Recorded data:

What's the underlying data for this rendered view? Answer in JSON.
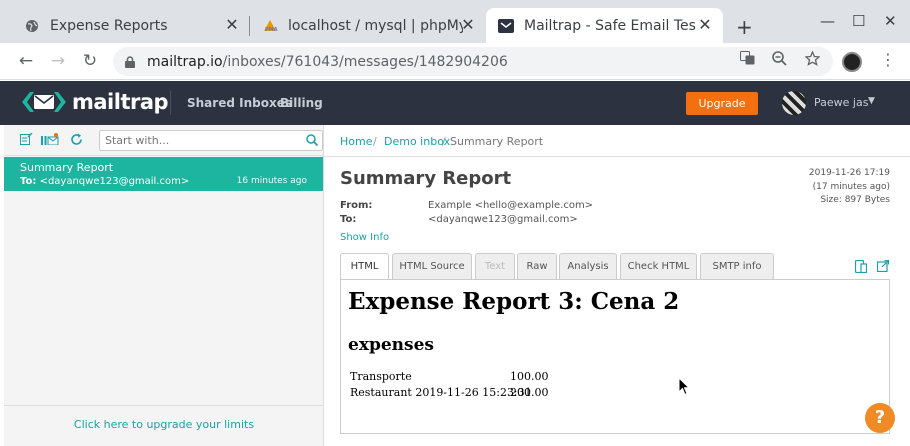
{
  "browser": {
    "tabs": [
      {
        "title": "Expense Reports"
      },
      {
        "title": "localhost / mysql | phpMyA"
      },
      {
        "title": "Mailtrap - Safe Email Testi"
      }
    ],
    "url_host": "mailtrap.io",
    "url_path": "/inboxes/761043/messages/1482904206"
  },
  "header": {
    "logo_text": "mailtrap",
    "nav": [
      "Shared Inboxes",
      "Billing"
    ],
    "upgrade_label": "Upgrade",
    "user_name": "Paewe jas"
  },
  "sidebar": {
    "search_placeholder": "Start with...",
    "messages": [
      {
        "subject": "Summary Report",
        "to_label": "To:",
        "to": "<dayanqwe123@gmail.com>",
        "time": "16 minutes ago"
      }
    ],
    "upgrade_link": "Click here to upgrade your limits"
  },
  "breadcrumb": {
    "home": "Home",
    "inbox": "Demo inbox",
    "current": "Summary Report"
  },
  "message": {
    "subject": "Summary Report",
    "date": "2019-11-26 17:19",
    "ago": "(17 minutes ago)",
    "size": "Size: 897 Bytes",
    "from_label": "From:",
    "from": "Example <hello@example.com>",
    "to_label": "To:",
    "to": "<dayanqwe123@gmail.com>",
    "show_info": "Show Info"
  },
  "view_tabs": [
    "HTML",
    "HTML Source",
    "Text",
    "Raw",
    "Analysis",
    "Check HTML",
    "SMTP info"
  ],
  "preview": {
    "heading": "Expense Report 3: Cena 2",
    "subheading": "expenses",
    "rows": [
      {
        "label": "Transporte",
        "amount": "100.00"
      },
      {
        "label": "Restaurant 2019-11-26 15:23:31",
        "amount": "200.00"
      }
    ]
  },
  "help_label": "?",
  "colors": {
    "teal": "#1db4a0",
    "header_bg": "#2d3240",
    "upgrade_orange": "#f46f10"
  }
}
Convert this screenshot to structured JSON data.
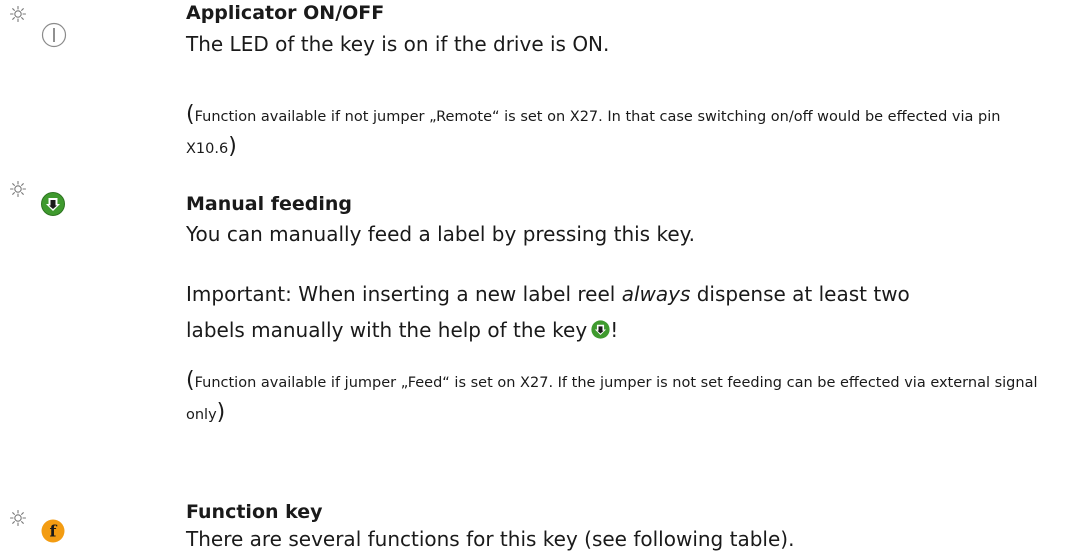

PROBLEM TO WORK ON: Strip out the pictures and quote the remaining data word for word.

EXERCISE RESPONSE:
What's the underlying data for this rendered view? Answer in JSON.
{
  "browser": {
    "tabs": [
      {
        "title": "Expense Reports"
      },
      {
        "title": "localhost / mysql | phpMyA"
      },
      {
        "title": "Mailtrap - Safe Email Testi"
      }
    ],
    "url_host": "mailtrap.io",
    "url_path": "/inboxes/761043/messages/1482904206"
  },
  "header": {
    "logo_text": "mailtrap",
    "nav": [
      "Shared Inboxes",
      "Billing"
    ],
    "upgrade_label": "Upgrade",
    "user_name": "Paewe jas"
  },
  "sidebar": {
    "search_placeholder": "Start with...",
    "messages": [
      {
        "subject": "Summary Report",
        "to_label": "To:",
        "to": "<dayanqwe123@gmail.com>",
        "time": "16 minutes ago"
      }
    ],
    "upgrade_link": "Click here to upgrade your limits"
  },
  "breadcrumb": {
    "home": "Home",
    "inbox": "Demo inbox",
    "current": "Summary Report"
  },
  "message": {
    "subject": "Summary Report",
    "date": "2019-11-26 17:19",
    "ago": "(17 minutes ago)",
    "size": "Size: 897 Bytes",
    "from_label": "From:",
    "from": "Example <hello@example.com>",
    "to_label": "To:",
    "to": "<dayanqwe123@gmail.com>",
    "show_info": "Show Info"
  },
  "view_tabs": [
    "HTML",
    "HTML Source",
    "Text",
    "Raw",
    "Analysis",
    "Check HTML",
    "SMTP info"
  ],
  "preview": {
    "heading": "Expense Report 3: Cena 2",
    "subheading": "expenses",
    "rows": [
      {
        "label": "Transporte",
        "amount": "100.00"
      },
      {
        "label": "Restaurant 2019-11-26 15:23:31",
        "amount": "200.00"
      }
    ]
  },
  "help_label": "?",
  "colors": {
    "teal": "#1db4a0",
    "header_bg": "#2d3240",
    "upgrade_orange": "#f46f10"
  }
}
Convert this screenshot to structured JSON data.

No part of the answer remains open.